As well as those groups, anyone liable for the High Income Child Benefit Charge – those with income over £50,000 who receive child benefit, or whose partner gets it –  may need to file a tax return. 

The deadline for submitting paper tax returns is 31 October 2019 and 31 January 2020 for online versions. Late submissions can attract a £100 penalty. Any tax owed must be paid by 31 January 2020. 

5 self-assessment slip ups to avoid

Hargreaves Lansdown, the investment firm, has compiled a list of the most common mistakes taxpayers make when filing their tax returns – which can be all the more likely if it is done in a rush in between opening presents and Christmas dinner.

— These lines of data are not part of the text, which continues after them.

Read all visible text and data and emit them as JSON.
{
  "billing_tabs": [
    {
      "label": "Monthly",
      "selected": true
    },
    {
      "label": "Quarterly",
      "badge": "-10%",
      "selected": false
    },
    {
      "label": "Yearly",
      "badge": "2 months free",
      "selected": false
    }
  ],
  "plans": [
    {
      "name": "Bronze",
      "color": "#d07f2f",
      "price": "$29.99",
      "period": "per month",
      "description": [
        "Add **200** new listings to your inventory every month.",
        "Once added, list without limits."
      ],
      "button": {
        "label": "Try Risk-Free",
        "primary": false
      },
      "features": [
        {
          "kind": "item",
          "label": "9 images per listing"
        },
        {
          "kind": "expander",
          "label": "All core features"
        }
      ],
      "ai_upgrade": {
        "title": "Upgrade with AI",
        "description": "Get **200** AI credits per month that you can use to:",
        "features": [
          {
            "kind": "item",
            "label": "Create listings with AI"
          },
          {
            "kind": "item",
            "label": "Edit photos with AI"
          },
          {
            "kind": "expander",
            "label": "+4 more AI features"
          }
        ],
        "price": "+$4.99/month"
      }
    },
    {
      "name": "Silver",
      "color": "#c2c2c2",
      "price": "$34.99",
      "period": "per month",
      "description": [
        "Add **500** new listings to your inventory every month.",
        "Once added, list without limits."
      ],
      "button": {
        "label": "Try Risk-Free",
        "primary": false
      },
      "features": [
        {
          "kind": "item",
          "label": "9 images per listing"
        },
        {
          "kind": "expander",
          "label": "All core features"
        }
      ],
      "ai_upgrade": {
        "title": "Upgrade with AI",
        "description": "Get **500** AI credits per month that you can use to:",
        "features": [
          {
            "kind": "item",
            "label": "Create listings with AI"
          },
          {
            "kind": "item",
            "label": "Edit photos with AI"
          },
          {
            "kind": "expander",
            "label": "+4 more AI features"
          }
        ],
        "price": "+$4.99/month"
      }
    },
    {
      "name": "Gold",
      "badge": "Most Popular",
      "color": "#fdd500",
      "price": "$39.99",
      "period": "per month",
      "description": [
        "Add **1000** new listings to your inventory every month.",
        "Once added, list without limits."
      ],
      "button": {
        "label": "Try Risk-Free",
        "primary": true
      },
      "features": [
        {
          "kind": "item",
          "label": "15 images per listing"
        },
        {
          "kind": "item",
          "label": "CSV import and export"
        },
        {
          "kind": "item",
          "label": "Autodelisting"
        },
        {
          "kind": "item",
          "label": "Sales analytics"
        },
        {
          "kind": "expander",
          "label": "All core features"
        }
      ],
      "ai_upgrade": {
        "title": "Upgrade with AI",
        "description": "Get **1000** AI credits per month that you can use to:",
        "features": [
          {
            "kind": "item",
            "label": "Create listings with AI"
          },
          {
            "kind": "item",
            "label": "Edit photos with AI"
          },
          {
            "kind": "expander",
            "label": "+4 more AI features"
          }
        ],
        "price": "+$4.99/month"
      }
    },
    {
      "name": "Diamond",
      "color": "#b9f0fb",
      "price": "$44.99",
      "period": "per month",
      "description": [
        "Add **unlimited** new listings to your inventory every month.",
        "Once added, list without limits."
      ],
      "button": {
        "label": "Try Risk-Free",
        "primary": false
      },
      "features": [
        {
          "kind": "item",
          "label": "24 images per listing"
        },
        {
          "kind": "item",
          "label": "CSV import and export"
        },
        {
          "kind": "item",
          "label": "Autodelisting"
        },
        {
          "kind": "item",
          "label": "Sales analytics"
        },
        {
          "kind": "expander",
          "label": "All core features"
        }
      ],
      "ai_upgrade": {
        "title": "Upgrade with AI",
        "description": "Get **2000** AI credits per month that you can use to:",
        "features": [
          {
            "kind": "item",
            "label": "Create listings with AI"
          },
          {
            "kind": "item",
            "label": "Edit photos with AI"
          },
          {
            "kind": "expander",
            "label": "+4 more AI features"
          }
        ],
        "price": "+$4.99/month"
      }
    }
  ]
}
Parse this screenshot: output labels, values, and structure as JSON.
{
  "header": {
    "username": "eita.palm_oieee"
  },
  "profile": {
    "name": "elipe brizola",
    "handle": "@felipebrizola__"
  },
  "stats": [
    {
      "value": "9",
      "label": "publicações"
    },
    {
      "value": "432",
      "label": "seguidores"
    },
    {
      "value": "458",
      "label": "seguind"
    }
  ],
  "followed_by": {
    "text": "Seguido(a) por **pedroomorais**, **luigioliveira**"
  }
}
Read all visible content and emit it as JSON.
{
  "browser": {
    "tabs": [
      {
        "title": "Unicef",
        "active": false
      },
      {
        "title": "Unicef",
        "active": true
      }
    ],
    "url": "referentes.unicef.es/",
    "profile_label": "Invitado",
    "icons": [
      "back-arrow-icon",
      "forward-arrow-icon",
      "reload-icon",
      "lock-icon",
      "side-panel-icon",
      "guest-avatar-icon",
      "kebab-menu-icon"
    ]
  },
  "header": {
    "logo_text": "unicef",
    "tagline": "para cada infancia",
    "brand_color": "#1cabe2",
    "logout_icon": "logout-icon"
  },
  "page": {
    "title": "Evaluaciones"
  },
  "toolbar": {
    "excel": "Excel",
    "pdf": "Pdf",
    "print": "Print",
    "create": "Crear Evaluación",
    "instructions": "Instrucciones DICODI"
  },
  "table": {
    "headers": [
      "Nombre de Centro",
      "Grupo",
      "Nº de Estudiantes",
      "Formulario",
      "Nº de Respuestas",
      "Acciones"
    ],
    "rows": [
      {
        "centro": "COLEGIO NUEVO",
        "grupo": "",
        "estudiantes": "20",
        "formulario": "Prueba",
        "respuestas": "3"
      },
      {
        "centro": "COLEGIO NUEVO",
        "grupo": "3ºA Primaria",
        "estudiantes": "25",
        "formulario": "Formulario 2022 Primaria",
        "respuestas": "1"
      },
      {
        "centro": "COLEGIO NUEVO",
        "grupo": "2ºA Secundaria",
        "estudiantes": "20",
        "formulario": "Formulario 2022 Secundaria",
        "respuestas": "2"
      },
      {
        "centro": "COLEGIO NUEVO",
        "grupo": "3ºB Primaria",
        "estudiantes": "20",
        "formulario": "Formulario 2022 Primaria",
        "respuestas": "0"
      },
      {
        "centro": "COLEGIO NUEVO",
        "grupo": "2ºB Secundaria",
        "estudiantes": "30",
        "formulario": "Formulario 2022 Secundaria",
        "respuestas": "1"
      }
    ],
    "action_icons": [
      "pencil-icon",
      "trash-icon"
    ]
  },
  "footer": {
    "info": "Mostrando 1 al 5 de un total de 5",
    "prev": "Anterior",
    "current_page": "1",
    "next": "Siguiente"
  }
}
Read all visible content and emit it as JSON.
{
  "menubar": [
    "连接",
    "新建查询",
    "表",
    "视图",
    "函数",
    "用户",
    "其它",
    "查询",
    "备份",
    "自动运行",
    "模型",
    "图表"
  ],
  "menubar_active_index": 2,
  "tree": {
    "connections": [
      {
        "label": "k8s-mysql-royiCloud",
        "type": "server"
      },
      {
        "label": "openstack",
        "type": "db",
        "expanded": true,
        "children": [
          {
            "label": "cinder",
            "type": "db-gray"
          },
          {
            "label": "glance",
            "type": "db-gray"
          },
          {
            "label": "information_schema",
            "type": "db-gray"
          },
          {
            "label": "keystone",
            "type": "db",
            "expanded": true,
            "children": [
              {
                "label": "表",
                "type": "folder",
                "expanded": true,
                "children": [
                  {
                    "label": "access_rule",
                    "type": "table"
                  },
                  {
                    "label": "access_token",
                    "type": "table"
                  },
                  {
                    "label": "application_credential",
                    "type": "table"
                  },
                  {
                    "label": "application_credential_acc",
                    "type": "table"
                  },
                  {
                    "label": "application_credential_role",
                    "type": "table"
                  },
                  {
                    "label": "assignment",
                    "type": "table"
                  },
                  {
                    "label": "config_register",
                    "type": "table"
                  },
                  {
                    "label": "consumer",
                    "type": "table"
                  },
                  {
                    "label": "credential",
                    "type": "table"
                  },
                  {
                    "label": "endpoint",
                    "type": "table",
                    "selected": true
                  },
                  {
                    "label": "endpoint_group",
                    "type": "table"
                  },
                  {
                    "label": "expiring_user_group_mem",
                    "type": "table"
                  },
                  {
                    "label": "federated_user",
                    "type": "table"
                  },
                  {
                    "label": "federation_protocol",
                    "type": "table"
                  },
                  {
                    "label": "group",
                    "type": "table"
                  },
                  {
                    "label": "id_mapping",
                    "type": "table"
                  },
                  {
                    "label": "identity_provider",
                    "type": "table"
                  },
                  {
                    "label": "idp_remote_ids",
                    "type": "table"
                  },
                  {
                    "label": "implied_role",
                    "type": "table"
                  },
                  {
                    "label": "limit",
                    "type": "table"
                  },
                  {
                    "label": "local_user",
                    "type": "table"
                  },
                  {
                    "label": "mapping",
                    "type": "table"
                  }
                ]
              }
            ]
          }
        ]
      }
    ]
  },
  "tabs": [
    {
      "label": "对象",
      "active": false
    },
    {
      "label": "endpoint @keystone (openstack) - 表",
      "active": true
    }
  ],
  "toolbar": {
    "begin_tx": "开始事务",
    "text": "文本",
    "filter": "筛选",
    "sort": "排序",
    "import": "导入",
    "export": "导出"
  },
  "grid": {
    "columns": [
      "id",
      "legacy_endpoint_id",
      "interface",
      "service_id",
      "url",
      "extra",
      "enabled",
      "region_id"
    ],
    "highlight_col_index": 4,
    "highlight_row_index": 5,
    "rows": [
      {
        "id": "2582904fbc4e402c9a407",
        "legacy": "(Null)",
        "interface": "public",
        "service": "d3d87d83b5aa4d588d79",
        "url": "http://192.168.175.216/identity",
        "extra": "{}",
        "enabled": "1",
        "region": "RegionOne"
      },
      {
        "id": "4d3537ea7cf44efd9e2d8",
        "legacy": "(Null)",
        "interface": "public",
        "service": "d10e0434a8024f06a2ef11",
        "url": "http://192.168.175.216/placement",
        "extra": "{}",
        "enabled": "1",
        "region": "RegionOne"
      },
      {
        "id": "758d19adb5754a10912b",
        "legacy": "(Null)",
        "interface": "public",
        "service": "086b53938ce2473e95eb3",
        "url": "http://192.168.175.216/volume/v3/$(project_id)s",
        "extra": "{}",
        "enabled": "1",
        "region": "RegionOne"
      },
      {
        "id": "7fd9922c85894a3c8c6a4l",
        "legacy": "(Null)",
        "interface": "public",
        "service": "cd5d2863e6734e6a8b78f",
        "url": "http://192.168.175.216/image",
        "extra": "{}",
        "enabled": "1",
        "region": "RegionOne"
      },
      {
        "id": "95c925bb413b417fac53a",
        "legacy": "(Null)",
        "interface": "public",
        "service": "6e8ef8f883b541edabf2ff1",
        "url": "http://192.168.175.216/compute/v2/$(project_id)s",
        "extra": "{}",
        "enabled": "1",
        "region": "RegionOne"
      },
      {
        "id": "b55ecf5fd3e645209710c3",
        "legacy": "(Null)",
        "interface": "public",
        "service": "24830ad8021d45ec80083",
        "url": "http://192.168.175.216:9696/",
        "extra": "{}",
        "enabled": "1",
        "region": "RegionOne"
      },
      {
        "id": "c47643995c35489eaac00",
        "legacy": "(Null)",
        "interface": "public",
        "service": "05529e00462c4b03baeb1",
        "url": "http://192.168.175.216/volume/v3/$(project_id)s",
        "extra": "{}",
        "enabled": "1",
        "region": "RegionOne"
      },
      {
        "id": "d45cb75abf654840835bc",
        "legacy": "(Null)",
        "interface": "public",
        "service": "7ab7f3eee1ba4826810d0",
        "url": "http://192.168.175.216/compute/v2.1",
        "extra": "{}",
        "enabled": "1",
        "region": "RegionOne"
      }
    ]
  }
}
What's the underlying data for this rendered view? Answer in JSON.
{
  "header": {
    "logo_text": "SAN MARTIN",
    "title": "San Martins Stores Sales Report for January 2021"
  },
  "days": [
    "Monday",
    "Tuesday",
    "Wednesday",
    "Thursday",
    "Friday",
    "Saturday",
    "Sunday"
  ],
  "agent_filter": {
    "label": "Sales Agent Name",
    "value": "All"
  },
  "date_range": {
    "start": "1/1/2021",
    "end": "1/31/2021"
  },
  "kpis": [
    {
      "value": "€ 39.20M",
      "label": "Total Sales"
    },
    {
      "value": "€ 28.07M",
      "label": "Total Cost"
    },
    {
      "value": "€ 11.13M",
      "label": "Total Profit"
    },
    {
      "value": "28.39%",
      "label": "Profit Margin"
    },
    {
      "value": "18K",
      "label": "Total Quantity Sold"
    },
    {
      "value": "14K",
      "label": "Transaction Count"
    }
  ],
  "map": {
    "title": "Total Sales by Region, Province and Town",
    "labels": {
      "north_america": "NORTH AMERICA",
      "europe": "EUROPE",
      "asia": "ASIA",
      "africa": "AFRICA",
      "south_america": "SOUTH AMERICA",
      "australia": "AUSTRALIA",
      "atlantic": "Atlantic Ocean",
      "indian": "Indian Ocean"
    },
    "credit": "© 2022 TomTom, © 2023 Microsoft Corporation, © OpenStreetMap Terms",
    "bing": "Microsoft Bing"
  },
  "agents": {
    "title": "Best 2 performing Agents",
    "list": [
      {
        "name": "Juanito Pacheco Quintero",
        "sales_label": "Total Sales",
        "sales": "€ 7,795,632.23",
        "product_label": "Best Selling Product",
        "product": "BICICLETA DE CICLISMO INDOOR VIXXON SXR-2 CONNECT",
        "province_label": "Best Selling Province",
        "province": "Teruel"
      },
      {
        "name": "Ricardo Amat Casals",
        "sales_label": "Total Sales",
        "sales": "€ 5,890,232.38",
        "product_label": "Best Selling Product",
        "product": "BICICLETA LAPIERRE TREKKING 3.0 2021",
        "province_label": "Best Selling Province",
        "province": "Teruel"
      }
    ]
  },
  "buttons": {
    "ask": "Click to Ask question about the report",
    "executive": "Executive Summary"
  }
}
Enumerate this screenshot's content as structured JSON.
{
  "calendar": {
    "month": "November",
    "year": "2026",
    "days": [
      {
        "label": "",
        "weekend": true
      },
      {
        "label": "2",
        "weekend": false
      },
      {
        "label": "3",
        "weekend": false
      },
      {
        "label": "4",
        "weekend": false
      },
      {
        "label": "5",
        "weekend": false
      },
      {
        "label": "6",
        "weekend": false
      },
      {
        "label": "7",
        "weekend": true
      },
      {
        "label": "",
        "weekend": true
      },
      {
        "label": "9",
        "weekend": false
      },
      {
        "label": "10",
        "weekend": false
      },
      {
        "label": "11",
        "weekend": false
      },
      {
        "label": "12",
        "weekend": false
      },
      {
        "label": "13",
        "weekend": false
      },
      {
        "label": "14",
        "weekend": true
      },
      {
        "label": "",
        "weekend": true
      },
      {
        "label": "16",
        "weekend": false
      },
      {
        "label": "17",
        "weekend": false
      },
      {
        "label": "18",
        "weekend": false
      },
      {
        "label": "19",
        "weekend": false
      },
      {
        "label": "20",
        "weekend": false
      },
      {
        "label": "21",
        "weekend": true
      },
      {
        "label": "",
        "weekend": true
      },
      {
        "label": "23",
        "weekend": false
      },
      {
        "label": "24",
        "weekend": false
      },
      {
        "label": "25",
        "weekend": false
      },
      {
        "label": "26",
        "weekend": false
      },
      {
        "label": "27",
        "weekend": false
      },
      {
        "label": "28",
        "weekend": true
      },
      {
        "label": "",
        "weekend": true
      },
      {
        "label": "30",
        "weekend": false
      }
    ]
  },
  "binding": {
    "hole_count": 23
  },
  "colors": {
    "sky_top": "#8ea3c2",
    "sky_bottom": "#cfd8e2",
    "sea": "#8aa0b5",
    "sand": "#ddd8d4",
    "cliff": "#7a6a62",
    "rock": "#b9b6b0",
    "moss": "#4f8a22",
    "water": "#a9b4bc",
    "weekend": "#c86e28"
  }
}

1. Forgetting pension tax relief

Higher-rate taxpayers are entitled to 40% tax relief on pension contributions. Savers into trust-based workplace schemes get the full 40% automatically, likewise if you pay pension contributions through salary sacrifice.

However, group personal pensions, group SIPPs and stakeholder pensions, where contributions are paid out of taxed income, are treated in the same way as personal pensions: you automatically get tax relief at 20%, and need to reclaim the difference on your tax return.

Use gross contributions on the form – the total of everything you paid in, plus tax relief at 20%.

2. Not claiming gift aid

Basic rate taxpayers usually get this automatically by ticking a Gift Aid box – so if you make a £10 donation, the charity gets £12.50.  If you’re a higher rate taxpayer, you’ll need to reclaim the rest through your tax return.

3. Holding too much cash

Make a charity donation now and you can claim it on your tax return for 2018/19. This is particularly useful when you’re a higher rate taxpayer in one year, and a basic rate taxpayer the next. 

Enterprise Investment Schemes also offer 30% tax relief – which can be claimed on this tax return against income for 2018/19. 

4. Neglecting to divide joint accounts

If you have a joint stocks and shares, when you do your tax return, split the total dividends by the number of account holders, and each put it on your own return. This may help you stay below the £2,000 dividend allowance that kicked in in 2018/19.

5. Failing to fix mistakes on previous years

If you realise you’ve made a mistake on past returns, you can claim a refund for the past four years. Write to HMRC making a claim for ‘overpayment relief’, include proof that you’ve paid the tax, confirm you’ve not already reclaimed it, and add a signed declaration saying that the details are correct and complete.